Listen to Gabrieli's Canzon XVI for 12 parts
He took the additional post of organist at the Scuola Grande di San Rocco, which was second only to St Mark’s in prestige at the time.
The English writer Thomas Coryat wrote about musical performances there in his travel memoirs.
|The Scuola Grande di San Rocco (left) adjoins the|
Church of San Rocco in Venice in the San Polo district
Using the acoustics of St Mark’s to full advantage, he wrote music for separated choirs, but specified which instruments were to be used and which choirs were to use soloists as well as full choir, in order to distinguish between the musical style of each. This was a new approach to orchestration.
Giovanni made his pupils study Madrigals as well as the Venetian style of music and they took back the early Baroque style to their own countries, which profoundly affected the course of music history.
In Germany, the music of Johann Sebastian Bach was founded on the early Baroque tradition, which had its roots in Venice.
Giovanni Gabrieli died as a result of complications with a kidney stone in 1612 and he is buried in the Church of Santo Stefano in Campo Santo Stefano in Venice.
|Easy to see why the Basilica of St Mark is sometimes|
known as the Chiesa d'Oro - the Church of Gold

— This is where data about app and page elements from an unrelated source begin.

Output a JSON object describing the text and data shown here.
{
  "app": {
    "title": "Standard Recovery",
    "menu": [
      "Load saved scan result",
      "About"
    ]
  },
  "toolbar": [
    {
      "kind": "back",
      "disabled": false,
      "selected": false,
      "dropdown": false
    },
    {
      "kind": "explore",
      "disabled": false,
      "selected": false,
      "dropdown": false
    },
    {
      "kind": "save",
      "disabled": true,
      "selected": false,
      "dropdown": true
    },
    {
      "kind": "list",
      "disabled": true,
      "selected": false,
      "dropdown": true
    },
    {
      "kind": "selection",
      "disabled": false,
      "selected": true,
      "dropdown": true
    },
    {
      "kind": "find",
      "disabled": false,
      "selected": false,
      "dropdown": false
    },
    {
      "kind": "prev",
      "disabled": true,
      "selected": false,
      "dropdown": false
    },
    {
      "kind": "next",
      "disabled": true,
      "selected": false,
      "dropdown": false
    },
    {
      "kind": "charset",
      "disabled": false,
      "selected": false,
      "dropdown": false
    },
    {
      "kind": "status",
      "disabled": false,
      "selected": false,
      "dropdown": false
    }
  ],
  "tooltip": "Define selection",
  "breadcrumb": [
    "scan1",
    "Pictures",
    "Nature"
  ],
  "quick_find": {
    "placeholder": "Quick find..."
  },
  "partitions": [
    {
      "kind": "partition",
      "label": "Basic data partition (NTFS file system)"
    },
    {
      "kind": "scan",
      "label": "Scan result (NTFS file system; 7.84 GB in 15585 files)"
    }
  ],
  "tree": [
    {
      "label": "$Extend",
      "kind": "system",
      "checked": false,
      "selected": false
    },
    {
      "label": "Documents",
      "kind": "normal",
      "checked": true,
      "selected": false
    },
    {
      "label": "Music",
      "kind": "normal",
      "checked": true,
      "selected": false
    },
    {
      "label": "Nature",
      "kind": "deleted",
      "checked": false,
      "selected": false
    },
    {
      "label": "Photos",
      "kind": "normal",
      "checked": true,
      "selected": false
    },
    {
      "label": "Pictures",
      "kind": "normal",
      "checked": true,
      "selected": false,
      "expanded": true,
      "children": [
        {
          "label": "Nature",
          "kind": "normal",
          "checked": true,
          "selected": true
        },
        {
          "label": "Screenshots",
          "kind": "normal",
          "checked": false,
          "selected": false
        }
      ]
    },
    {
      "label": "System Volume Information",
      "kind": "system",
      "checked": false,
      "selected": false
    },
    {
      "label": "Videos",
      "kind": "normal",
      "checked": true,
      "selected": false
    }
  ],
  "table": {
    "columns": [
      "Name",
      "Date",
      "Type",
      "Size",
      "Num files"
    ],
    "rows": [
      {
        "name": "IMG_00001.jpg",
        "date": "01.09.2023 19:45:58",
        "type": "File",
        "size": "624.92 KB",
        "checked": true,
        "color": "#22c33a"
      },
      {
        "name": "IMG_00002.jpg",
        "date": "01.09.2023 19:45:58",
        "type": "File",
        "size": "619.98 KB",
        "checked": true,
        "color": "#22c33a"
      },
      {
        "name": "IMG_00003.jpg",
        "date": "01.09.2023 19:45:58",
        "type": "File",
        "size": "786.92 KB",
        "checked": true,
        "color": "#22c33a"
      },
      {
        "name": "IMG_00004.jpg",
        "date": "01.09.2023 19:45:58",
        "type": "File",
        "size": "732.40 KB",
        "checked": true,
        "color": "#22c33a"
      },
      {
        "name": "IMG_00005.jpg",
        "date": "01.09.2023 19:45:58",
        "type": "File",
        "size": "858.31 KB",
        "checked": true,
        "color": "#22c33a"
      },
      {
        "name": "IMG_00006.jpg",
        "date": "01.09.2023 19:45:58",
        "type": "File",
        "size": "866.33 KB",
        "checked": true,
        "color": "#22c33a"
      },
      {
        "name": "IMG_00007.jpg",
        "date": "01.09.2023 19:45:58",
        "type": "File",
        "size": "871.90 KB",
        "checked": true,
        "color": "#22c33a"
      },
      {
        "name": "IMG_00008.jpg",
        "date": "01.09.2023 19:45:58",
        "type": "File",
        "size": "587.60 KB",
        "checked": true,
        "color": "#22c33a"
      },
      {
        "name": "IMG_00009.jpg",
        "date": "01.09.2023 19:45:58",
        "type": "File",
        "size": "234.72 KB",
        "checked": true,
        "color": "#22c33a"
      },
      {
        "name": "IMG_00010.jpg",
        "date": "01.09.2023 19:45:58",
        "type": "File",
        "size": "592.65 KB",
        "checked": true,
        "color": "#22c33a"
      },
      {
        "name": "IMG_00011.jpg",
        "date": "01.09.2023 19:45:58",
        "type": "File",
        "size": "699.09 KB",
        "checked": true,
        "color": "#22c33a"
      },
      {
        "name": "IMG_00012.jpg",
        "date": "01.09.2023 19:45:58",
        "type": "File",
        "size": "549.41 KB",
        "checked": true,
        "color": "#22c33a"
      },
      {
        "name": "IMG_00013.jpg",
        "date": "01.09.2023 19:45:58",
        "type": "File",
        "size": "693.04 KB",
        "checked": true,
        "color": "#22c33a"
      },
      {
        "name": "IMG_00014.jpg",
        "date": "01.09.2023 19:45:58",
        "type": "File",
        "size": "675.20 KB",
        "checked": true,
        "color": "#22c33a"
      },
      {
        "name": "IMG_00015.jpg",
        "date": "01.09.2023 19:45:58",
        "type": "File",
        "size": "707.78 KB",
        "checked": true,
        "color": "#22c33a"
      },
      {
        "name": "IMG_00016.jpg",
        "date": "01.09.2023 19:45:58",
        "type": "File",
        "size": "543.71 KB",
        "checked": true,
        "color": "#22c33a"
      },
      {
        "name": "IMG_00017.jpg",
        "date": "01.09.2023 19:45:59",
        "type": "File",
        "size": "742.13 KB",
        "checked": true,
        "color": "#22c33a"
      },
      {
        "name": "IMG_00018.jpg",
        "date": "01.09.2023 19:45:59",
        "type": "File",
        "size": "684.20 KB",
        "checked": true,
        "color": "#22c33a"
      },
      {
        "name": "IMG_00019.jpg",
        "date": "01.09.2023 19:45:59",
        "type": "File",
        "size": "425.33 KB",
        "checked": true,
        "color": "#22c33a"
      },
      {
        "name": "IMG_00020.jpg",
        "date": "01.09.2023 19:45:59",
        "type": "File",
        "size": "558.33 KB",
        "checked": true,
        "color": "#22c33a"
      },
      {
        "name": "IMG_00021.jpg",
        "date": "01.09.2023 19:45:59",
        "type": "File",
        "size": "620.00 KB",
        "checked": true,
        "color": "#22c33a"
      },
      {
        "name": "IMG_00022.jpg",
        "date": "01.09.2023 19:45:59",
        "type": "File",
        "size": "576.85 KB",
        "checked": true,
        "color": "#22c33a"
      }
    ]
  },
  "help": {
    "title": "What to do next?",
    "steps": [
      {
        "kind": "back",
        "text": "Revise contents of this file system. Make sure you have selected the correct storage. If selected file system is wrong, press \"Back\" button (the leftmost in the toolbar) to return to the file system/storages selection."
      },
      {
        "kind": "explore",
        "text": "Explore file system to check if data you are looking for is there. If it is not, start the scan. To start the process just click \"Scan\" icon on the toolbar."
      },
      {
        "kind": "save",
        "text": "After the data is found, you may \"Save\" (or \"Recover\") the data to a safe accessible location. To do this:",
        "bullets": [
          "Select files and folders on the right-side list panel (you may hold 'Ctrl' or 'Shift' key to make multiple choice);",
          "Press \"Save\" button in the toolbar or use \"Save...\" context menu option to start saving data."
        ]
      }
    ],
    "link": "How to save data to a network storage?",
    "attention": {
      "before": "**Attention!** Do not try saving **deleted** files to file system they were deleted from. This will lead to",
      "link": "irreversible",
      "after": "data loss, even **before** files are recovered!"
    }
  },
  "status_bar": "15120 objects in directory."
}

St Mark’s Basilica is the Cathedral Church of Venice and one of the best examples of Italo-Byzantine architecture in existence. Because of its opulent design and gold ground mosaics it became a symbol of Venetian wealth and power and has been nicknamed Chiesa d’Oro (Church of Gold). The spacious interior with its multiple choir lofts inspired the development of the Venetian polychoral style used by the Gabrielis, uncle and nephew, and Claudio Monteverdi.
The Scuola Grande di San Rocco was established in 1478 by a group of wealthy Venetians next to the Church of San Rocco as a charitable institution to give money to the sick and needy and their families. Tintoretto decorated the walls and ceilings of the Scuola with a remarkable cycle of paintings in 1564. The Scuola is a few minutes walk from the San Tomà vaporetto stop on the Grand Canal.
(Photo of the tomb by Giovanni Dall'Orto)
(Photo of Scuola di San Rocco by MarkusMark CC BY-SA)